In more simple terms, as it turns out, while both the old public and private keys were revealed, with the 3.56 update, Sony has replaced the old private keys with new ones. These new keys are apparently known to only the highest-ranking individuals at Sony. And, it’s using these new private keys, in combination with a proper random number generator that has allowed it to finally able to plug the whole.
Effectively, as long as the random number encryption holds – and it should do without another human error – then the all systems with this latest update will be mostly secure without hardware modification – the flashing of the console’s NOR/NAND chips. Of course, without doing that hackers could try and decrypt new games, which require the update using the old hack, before patching and re-encrpting them to run, but only on older firmwares. Although, this won’t work after the new public key comes into effect, nor will the games work on FW 3.56 or later.

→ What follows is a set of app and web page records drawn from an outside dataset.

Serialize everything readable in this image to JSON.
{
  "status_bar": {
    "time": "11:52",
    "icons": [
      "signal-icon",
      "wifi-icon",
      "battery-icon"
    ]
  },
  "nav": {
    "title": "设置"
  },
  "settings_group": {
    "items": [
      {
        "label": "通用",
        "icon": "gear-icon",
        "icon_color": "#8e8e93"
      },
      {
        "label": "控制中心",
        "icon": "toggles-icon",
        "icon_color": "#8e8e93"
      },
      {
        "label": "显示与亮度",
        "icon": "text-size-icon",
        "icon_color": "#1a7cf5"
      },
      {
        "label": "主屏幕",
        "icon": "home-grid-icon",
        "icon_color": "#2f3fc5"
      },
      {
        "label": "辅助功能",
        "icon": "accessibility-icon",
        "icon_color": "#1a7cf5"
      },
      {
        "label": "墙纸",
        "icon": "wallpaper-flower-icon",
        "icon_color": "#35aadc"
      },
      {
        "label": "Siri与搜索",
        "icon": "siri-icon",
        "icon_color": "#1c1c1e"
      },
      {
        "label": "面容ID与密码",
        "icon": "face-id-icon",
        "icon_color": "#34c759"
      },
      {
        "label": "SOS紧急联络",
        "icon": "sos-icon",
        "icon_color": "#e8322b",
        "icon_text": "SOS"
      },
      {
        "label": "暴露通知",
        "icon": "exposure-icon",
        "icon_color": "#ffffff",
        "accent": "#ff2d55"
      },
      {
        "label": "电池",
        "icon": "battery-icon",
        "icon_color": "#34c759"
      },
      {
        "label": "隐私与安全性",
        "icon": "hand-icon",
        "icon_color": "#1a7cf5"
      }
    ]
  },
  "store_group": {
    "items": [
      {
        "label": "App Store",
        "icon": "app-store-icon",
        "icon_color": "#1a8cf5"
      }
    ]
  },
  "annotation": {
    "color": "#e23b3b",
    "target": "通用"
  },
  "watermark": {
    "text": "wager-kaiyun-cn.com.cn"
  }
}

That just leaves existing releases, which as the public keys are freely available, they are still susceptible to being run without proper authentication. However, there is no doubt that Sony are compiling a white list solution of sorts to the problem, seeing as changing this key will break compatibility with most, if not all older games. As a result, it will still be possible to run unsigned code on PS3’s that don’t have the 3.56 update. But on all consoles with the update, eventually, only white listed and new code will be able to run. It won’t be possible to sign new code with the old keys.
However, even then, there is still a sting in the tail. It will still be possible to get around these new security measures by flashing the internal AND/NOR chips, thus allowing the latest firmware to be downgraded and new custom firmware installed.
Talking to next-gen.biz, Mathieu Hervais, a respected homebrew developer elaborated on the issue.
“New keys were introduced in the 3.56 Firmware and code that is not whitelisted is now forced to use those keys. However, since the boot chain integrity is compromised it’s always possible to reprogram externally the NAND/NOR chips (where the firmware code is written to) to run unsigned code again."
“No matter what they do, a 3.56 (and onward) custom firmware is possible on all PlayStation 3 consoles manufactured so far,"
What this effectively means, is that Sony will have to make additional changes to the internals of the PS3 to stop the exploit from taking place. But at the same time, the 40+ million PS3’s that are already on sale are fully susceptible to being hacked, and cannot be completely patched against this. However, now getting access after the 3.56 firmware has been installed is in itself is no easy task. The flashing of the system’s NAND/NOR chips is no trivial matter for the everyday user, although it could open up a route for the pirates to start selling already flashed PS3’s, thus enabling the end user to run unsigned code and copied games until another flash is required later on.
But, for now at least, in terms of stopping an easy way into the system that anyone could exploit – the jailbreak for example - it appears that Sony have found a way of re-securing the PS3. And, with yet more firmware updates coming in the near future, even more of the system’s internals will be flashed with other changes to the security mechanism.
So long as the private keys are never revealed, nor the random number generator botched in its implementation, there’s no reason why newer PS3’s cannot re-maintain it’s once ‘solidly secure’ status. Although, from what recent events have shown, is that no system – no matter how strong the security – is ever immune to being cracked. Instead, it’s all about keeping one step ahead, making sure you have as many holes plugged as possible while trying to discover just where the next break with come from.